Element data from apps and pages
◇ ◇ ◇

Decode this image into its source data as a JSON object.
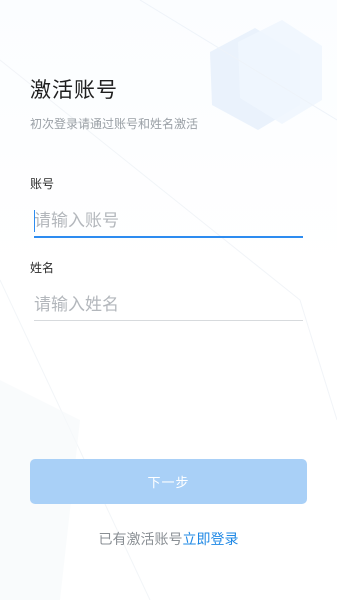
{
  "page": {
    "title": "激活账号",
    "subtitle": "初次登录请通过账号和姓名激活"
  },
  "form": {
    "account_label": "账号",
    "account_placeholder": "请输入账号",
    "name_label": "姓名",
    "name_placeholder": "请输入姓名",
    "next_label": "下一步"
  },
  "footer": {
    "prefix": "已有激活账号",
    "login_link": "立即登录"
  },
  "colors": {
    "accent": "#2d8cf0",
    "button_disabled": "#a9d0f7",
    "link": "#1e88e5"
  }
}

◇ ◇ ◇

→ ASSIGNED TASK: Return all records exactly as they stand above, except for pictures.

→ SOLUTION TO THIS PROBLEM:
Decode this image into its source data as a JSON object.
{
  "page": {
    "title": "激活账号",
    "subtitle": "初次登录请通过账号和姓名激活"
  },
  "form": {
    "account_label": "账号",
    "account_placeholder": "请输入账号",
    "name_label": "姓名",
    "name_placeholder": "请输入姓名",
    "next_label": "下一步"
  },
  "footer": {
    "prefix": "已有激活账号",
    "login_link": "立即登录"
  },
  "colors": {
    "accent": "#2d8cf0",
    "button_disabled": "#a9d0f7",
    "link": "#1e88e5"
  }
}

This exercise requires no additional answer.